* According to the latest UK climate projections (UKCP09), between 1975 and 2004 average temperatures in the West Midlands have gone up, on average, 1.02°C in winter and 1.05° in summer.

* If industrial emissions are kept to a low level then average summer temperatures could be 0.4C higher in the 2020s than they were in 2004. If emissions are high than average summer temperatures would be 3.6C higher than the 2004 level by 2080.

The report suggests that health bodies could use the work to begin development of climate change linked public health surveillance systems as a changing climate could lead to more food poisoning, water-borne diseases, extreme weather events and changes to the quality of drinking water. If such problems were monitored it could be determined if climate change was a priority public health issue for the region.

It also concludes the work could aid understanding of the potential for impact of climate on sickness and death rates and in the development of regional health programmes to ensure climate change does not continue to affect the most vulnerable people in society.

Mr Fisher said: "This project only represents a rough estimate of the future changes in all-cause deaths due to the direct effects of temperature. This work looked at one element of climate change in a comparatively small, clearly defined, region. But as the issue is hugely complex it does not follow that the findings could be applied wider than for the West Midlands.

"It may appear on the surface that in the short term the health effects of climate change in Birmingham could have a beneficial effect - because of the anticipated drop in winter deaths.

"But it is not all good news as this study also found that the most deprived people in the West Midlands will be the most susceptible to climate change impacts, because of the location of many of these people in hotter city centres and the fact they have less opportunity to adapt their behaviours and lifestyles.

"Furthermore, work should be undertaken to study the wider impacts of climate change.
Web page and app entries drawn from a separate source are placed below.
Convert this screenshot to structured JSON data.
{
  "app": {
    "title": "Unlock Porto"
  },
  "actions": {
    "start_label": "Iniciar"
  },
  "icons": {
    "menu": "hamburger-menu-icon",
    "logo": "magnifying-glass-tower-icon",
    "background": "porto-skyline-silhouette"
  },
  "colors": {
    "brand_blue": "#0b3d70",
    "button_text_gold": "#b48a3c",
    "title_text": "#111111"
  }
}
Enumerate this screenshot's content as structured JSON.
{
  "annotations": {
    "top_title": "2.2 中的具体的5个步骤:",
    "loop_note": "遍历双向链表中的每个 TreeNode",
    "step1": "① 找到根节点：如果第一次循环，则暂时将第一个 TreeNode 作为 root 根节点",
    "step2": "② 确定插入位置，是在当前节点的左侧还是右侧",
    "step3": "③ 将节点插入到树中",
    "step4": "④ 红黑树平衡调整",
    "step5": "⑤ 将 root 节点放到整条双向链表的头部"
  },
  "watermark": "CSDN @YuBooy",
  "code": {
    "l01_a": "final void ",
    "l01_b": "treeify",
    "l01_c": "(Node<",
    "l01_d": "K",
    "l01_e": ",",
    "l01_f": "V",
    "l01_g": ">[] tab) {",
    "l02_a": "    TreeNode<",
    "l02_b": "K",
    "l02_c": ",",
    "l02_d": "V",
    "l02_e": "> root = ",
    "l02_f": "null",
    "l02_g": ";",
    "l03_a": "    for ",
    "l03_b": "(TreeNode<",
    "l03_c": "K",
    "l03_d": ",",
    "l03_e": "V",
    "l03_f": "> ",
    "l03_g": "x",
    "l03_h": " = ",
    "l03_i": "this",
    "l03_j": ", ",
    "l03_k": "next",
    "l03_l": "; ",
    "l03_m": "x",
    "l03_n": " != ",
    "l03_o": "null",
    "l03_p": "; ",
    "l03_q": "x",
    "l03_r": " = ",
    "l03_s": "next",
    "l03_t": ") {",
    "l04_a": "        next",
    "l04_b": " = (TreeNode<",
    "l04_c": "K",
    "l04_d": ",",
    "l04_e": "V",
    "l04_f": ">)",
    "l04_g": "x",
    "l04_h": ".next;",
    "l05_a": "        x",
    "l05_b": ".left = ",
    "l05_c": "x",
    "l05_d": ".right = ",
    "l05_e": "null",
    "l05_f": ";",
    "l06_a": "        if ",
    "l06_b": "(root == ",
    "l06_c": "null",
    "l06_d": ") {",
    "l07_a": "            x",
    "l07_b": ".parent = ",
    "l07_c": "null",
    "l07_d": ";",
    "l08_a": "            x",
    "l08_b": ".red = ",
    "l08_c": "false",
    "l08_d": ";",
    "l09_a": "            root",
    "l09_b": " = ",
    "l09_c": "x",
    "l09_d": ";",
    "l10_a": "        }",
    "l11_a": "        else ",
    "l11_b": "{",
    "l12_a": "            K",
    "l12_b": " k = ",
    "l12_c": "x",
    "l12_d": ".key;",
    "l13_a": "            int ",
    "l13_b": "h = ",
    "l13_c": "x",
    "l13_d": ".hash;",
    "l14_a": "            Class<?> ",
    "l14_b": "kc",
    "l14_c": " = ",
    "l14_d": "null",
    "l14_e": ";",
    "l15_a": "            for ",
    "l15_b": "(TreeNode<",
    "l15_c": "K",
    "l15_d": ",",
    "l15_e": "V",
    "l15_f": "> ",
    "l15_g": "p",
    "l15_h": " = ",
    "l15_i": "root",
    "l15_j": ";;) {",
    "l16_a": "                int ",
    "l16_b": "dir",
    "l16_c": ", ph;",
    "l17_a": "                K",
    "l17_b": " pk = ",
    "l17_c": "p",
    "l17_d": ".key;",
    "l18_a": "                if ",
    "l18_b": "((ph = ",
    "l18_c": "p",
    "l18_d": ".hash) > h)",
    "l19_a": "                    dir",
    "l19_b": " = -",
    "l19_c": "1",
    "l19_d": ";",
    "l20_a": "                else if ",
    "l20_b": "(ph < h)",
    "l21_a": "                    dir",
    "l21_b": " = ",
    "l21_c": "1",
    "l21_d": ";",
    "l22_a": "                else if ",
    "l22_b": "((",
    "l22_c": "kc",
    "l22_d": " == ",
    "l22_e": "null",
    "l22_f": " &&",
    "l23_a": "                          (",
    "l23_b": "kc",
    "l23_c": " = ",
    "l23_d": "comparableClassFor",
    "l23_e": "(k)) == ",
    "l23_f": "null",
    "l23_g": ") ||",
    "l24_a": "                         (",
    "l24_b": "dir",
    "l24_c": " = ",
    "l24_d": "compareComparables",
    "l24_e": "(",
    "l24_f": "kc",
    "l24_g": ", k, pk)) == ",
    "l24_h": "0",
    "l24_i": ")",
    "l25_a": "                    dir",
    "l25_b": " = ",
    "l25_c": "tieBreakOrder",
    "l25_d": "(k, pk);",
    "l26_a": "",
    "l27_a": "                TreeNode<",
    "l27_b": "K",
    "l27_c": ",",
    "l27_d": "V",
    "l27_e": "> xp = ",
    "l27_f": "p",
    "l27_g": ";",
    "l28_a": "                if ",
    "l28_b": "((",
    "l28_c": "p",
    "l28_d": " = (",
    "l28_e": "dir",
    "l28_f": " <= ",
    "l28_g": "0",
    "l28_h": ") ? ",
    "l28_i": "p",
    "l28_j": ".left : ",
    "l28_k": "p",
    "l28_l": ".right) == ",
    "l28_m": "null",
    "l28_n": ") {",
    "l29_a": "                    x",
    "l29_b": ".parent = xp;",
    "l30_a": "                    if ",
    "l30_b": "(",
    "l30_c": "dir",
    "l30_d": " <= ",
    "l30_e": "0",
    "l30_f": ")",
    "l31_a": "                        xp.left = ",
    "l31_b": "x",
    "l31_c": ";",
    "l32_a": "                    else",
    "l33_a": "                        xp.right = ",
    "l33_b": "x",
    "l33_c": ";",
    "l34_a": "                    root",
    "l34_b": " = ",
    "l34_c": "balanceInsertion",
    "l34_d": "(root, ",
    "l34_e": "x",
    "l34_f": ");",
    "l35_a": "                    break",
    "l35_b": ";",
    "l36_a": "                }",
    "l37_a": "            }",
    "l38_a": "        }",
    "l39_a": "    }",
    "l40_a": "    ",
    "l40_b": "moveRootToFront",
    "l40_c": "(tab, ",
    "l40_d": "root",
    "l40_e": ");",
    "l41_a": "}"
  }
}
The benefits of warmer winters could soon be outweighed by the impacts of stronger and more frequent extreme weather events, rising sea levels and the impacts on the global economy.''